TRY IT:
What you return must match the records below exactly, down to each character.

SUPPLIED RECORDS:
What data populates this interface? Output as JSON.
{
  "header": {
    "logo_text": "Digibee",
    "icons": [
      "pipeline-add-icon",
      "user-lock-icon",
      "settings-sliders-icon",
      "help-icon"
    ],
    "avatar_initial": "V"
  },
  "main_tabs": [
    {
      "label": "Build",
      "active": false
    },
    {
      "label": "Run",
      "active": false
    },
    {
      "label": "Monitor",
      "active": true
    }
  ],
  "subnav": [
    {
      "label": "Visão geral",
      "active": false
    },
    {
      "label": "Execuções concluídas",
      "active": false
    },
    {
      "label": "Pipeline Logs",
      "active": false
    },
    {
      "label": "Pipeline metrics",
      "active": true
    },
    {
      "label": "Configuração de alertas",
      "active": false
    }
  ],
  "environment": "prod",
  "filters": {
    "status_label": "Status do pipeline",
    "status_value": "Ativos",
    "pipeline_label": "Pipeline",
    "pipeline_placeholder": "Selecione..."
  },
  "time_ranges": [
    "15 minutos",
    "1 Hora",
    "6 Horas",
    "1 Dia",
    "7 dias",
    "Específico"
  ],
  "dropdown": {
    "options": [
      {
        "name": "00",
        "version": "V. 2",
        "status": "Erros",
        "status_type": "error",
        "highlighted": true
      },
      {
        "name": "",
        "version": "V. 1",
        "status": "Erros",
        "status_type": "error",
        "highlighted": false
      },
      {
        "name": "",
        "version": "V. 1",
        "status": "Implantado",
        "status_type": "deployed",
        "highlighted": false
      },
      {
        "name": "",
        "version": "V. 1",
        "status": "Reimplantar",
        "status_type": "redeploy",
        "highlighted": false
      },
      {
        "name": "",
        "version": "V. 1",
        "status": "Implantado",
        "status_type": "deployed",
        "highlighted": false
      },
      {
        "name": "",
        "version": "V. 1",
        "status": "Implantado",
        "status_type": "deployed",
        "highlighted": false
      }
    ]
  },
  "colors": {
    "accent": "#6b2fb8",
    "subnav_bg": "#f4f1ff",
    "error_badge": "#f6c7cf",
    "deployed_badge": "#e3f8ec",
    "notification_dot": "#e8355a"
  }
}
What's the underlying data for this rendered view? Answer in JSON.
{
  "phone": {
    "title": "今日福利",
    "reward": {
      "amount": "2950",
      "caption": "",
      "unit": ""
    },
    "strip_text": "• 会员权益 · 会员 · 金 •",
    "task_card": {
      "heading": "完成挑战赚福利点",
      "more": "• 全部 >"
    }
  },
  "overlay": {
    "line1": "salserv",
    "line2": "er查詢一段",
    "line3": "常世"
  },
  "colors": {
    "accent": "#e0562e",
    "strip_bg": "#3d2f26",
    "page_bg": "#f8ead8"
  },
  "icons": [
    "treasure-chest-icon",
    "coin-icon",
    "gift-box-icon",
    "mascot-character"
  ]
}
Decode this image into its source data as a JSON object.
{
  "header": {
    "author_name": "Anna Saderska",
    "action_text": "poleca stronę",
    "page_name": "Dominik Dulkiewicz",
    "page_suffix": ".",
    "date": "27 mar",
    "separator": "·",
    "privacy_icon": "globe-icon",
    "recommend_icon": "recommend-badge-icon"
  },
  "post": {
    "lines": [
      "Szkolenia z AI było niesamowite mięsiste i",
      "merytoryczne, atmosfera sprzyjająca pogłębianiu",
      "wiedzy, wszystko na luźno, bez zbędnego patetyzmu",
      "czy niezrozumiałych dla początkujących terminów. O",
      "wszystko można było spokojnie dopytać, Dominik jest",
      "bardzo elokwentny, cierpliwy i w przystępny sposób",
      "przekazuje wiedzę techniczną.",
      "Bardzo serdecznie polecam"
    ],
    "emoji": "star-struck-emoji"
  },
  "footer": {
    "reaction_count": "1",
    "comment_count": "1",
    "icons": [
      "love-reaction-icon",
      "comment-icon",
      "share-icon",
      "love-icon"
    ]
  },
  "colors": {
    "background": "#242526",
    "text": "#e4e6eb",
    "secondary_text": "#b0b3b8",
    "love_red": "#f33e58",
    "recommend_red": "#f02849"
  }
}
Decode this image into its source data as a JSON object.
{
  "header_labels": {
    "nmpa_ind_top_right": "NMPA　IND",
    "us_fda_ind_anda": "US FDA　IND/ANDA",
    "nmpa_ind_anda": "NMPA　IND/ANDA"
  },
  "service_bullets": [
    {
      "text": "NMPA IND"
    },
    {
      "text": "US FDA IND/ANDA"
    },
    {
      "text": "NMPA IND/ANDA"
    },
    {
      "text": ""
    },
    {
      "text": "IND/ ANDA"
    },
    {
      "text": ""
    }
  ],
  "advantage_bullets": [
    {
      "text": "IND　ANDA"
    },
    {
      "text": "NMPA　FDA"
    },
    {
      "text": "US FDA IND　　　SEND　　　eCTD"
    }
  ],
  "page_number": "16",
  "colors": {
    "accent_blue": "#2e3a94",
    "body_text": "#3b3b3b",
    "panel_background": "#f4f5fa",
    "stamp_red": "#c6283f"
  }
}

EXPECTED ANSWER:
What data populates this interface? Output as JSON.
{
  "header": {
    "logo_text": "Digibee",
    "icons": [
      "pipeline-add-icon",
      "user-lock-icon",
      "settings-sliders-icon",
      "help-icon"
    ],
    "avatar_initial": "V"
  },
  "main_tabs": [
    {
      "label": "Build",
      "active": false
    },
    {
      "label": "Run",
      "active": false
    },
    {
      "label": "Monitor",
      "active": true
    }
  ],
  "subnav": [
    {
      "label": "Visão geral",
      "active": false
    },
    {
      "label": "Execuções concluídas",
      "active": false
    },
    {
      "label": "Pipeline Logs",
      "active": false
    },
    {
      "label": "Pipeline metrics",
      "active": true
    },
    {
      "label": "Configuração de alertas",
      "active": false
    }
  ],
  "environment": "prod",
  "filters": {
    "status_label": "Status do pipeline",
    "status_value": "Ativos",
    "pipeline_label": "Pipeline",
    "pipeline_placeholder": "Selecione..."
  },
  "time_ranges": [
    "15 minutos",
    "1 Hora",
    "6 Horas",
    "1 Dia",
    "7 dias",
    "Específico"
  ],
  "dropdown": {
    "options": [
      {
        "name": "00",
        "version": "V. 2",
        "status": "Erros",
        "status_type": "error",
        "highlighted": true
      },
      {
        "name": "",
        "version": "V. 1",
        "status": "Erros",
        "status_type": "error",
        "highlighted": false
      },
      {
        "name": "",
        "version": "V. 1",
        "status": "Implantado",
        "status_type": "deployed",
        "highlighted": false
      },
      {
        "name": "",
        "version": "V. 1",
        "status": "Reimplantar",
        "status_type": "redeploy",
        "highlighted": false
      },
      {
        "name": "",
        "version": "V. 1",
        "status": "Implantado",
        "status_type": "deployed",
        "highlighted": false
      },
      {
        "name": "",
        "version": "V. 1",
        "status": "Implantado",
        "status_type": "deployed",
        "highlighted": false
      }
    ]
  },
  "colors": {
    "accent": "#6b2fb8",
    "subnav_bg": "#f4f1ff",
    "error_badge": "#f6c7cf",
    "deployed_badge": "#e3f8ec",
    "notification_dot": "#e8355a"
  }
}
What's the underlying data for this rendered view? Answer in JSON.
{
  "phone": {
    "title": "今日福利",
    "reward": {
      "amount": "2950",
      "caption": "",
      "unit": ""
    },
    "strip_text": "• 会员权益 · 会员 · 金 •",
    "task_card": {
      "heading": "完成挑战赚福利点",
      "more": "• 全部 >"
    }
  },
  "overlay": {
    "line1": "salserv",
    "line2": "er查詢一段",
    "line3": "常世"
  },
  "colors": {
    "accent": "#e0562e",
    "strip_bg": "#3d2f26",
    "page_bg": "#f8ead8"
  },
  "icons": [
    "treasure-chest-icon",
    "coin-icon",
    "gift-box-icon",
    "mascot-character"
  ]
}
Decode this image into its source data as a JSON object.
{
  "header": {
    "author_name": "Anna Saderska",
    "action_text": "poleca stronę",
    "page_name": "Dominik Dulkiewicz",
    "page_suffix": ".",
    "date": "27 mar",
    "separator": "·",
    "privacy_icon": "globe-icon",
    "recommend_icon": "recommend-badge-icon"
  },
  "post": {
    "lines": [
      "Szkolenia z AI było niesamowite mięsiste i",
      "merytoryczne, atmosfera sprzyjająca pogłębianiu",
      "wiedzy, wszystko na luźno, bez zbędnego patetyzmu",
      "czy niezrozumiałych dla początkujących terminów. O",
      "wszystko można było spokojnie dopytać, Dominik jest",
      "bardzo elokwentny, cierpliwy i w przystępny sposób",
      "przekazuje wiedzę techniczną.",
      "Bardzo serdecznie polecam"
    ],
    "emoji": "star-struck-emoji"
  },
  "footer": {
    "reaction_count": "1",
    "comment_count": "1",
    "icons": [
      "love-reaction-icon",
      "comment-icon",
      "share-icon",
      "love-icon"
    ]
  },
  "colors": {
    "background": "#242526",
    "text": "#e4e6eb",
    "secondary_text": "#b0b3b8",
    "love_red": "#f33e58",
    "recommend_red": "#f02849"
  }
}
Decode this image into its source data as a JSON object.
{
  "header_labels": {
    "nmpa_ind_top_right": "NMPA　IND",
    "us_fda_ind_anda": "US FDA　IND/ANDA",
    "nmpa_ind_anda": "NMPA　IND/ANDA"
  },
  "service_bullets": [
    {
      "text": "NMPA IND"
    },
    {
      "text": "US FDA IND/ANDA"
    },
    {
      "text": "NMPA IND/ANDA"
    },
    {
      "text": ""
    },
    {
      "text": "IND/ ANDA"
    },
    {
      "text": ""
    }
  ],
  "advantage_bullets": [
    {
      "text": "IND　ANDA"
    },
    {
      "text": "NMPA　FDA"
    },
    {
      "text": "US FDA IND　　　SEND　　　eCTD"
    }
  ],
  "page_number": "16",
  "colors": {
    "accent_blue": "#2e3a94",
    "body_text": "#3b3b3b",
    "panel_background": "#f4f5fa",
    "stamp_red": "#c6283f"
  }
}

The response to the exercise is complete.